**Given information:**
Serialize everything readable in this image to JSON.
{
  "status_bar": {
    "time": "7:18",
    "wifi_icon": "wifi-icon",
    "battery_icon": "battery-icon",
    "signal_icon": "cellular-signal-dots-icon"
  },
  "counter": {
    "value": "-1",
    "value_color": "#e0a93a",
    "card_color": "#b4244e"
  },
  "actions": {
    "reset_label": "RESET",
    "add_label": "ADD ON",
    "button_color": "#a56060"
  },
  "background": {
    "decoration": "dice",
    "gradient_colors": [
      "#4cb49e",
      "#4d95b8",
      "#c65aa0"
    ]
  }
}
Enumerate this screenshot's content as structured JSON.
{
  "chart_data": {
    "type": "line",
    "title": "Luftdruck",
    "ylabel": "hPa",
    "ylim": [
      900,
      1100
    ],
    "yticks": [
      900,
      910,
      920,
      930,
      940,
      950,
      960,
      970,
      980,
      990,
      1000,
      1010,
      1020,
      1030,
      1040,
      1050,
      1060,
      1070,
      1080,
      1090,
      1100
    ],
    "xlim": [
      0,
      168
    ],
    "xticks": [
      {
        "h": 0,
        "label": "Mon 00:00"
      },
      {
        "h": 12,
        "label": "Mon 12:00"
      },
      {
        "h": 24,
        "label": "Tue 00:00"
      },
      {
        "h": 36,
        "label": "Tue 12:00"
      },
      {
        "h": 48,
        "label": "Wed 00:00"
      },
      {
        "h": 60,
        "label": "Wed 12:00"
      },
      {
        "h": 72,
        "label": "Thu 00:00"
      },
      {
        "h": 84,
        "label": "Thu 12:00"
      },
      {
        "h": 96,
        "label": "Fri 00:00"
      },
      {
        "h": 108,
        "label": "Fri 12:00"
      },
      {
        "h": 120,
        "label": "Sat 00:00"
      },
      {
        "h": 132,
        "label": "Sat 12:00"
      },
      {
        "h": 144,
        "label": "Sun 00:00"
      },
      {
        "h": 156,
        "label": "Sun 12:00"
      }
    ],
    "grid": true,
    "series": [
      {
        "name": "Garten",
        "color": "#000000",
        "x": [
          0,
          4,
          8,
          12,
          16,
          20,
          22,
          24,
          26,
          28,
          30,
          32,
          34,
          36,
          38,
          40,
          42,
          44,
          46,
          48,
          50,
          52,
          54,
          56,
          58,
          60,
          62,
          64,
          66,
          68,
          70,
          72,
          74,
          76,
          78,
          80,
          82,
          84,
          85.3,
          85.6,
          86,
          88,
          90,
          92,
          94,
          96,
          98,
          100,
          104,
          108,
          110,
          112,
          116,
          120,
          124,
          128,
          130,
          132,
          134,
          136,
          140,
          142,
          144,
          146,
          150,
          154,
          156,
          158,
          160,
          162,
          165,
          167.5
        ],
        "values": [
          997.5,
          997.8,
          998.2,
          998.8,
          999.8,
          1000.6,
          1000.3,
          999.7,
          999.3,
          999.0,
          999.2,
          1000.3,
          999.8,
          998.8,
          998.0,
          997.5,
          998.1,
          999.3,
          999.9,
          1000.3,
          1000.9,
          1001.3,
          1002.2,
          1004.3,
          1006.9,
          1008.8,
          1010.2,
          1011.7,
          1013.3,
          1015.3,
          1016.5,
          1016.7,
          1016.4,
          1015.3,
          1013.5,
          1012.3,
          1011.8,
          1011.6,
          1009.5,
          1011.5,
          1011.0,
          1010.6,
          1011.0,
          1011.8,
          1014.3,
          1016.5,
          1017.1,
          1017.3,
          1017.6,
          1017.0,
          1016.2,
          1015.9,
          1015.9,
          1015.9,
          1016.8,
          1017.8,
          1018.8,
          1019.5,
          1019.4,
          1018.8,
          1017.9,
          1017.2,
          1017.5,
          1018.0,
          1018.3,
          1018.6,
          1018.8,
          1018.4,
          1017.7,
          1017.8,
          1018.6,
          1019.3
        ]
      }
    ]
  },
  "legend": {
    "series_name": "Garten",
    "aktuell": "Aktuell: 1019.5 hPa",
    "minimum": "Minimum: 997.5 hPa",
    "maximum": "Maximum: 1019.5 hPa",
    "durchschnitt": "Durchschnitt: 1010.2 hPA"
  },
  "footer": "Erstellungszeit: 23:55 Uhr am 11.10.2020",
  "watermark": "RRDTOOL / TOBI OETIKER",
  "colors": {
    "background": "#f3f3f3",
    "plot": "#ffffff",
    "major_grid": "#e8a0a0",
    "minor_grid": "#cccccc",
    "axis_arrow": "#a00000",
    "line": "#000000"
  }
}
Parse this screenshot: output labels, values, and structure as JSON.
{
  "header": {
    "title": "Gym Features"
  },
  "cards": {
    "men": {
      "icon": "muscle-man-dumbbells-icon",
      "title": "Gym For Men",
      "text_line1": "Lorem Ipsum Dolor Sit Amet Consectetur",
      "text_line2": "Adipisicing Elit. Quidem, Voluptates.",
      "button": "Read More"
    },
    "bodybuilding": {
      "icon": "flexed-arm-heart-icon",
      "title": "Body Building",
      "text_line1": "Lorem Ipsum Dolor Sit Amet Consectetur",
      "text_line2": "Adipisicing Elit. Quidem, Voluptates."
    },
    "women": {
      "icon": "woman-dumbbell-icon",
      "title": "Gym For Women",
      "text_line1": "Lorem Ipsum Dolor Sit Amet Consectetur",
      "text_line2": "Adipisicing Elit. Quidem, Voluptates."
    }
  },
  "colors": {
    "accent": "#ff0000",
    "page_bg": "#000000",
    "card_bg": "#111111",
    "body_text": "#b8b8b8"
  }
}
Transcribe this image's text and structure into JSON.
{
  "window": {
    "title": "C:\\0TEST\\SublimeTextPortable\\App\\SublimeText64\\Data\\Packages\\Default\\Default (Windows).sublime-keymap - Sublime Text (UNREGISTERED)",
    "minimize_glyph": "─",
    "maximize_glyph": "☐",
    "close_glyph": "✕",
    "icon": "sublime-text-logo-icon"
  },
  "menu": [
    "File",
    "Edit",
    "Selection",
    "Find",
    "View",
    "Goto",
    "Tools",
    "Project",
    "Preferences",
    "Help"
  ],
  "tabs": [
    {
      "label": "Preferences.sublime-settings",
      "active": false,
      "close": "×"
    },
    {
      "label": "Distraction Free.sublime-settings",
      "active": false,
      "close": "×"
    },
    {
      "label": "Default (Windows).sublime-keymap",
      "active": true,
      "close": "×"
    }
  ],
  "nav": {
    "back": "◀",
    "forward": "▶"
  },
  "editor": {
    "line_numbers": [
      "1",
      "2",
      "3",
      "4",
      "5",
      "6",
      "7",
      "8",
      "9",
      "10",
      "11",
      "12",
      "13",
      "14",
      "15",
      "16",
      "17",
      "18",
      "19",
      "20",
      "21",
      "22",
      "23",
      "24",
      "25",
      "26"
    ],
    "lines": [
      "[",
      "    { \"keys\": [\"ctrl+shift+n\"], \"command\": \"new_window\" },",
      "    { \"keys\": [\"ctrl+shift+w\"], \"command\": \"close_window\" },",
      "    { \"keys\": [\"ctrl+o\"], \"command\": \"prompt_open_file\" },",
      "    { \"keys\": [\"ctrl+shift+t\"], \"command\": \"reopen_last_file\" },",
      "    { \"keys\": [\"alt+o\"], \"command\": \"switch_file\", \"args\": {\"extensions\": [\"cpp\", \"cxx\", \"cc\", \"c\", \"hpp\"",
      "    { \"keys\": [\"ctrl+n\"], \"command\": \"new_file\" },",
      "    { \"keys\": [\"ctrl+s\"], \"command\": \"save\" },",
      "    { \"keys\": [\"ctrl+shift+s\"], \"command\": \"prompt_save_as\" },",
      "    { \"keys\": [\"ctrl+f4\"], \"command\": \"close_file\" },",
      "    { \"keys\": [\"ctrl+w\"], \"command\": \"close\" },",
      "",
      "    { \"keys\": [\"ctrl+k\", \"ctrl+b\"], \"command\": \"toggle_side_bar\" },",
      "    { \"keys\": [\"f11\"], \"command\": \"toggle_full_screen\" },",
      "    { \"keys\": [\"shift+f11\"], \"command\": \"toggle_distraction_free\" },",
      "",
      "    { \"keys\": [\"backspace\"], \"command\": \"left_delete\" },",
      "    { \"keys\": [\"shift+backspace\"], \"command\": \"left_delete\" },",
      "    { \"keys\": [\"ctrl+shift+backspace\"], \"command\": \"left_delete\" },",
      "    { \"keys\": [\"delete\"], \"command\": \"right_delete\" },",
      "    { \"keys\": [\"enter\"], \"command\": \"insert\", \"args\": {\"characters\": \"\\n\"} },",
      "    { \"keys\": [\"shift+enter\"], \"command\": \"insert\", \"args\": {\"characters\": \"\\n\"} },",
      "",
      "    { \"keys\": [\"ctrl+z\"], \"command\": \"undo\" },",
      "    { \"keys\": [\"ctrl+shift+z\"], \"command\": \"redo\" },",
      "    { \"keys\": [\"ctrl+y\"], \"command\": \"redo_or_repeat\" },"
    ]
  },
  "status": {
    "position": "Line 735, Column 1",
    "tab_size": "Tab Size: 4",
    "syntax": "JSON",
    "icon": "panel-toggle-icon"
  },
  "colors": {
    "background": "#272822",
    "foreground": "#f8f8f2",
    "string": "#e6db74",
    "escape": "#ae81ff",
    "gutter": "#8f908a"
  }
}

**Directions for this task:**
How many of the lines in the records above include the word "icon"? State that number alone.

**Solution:**
8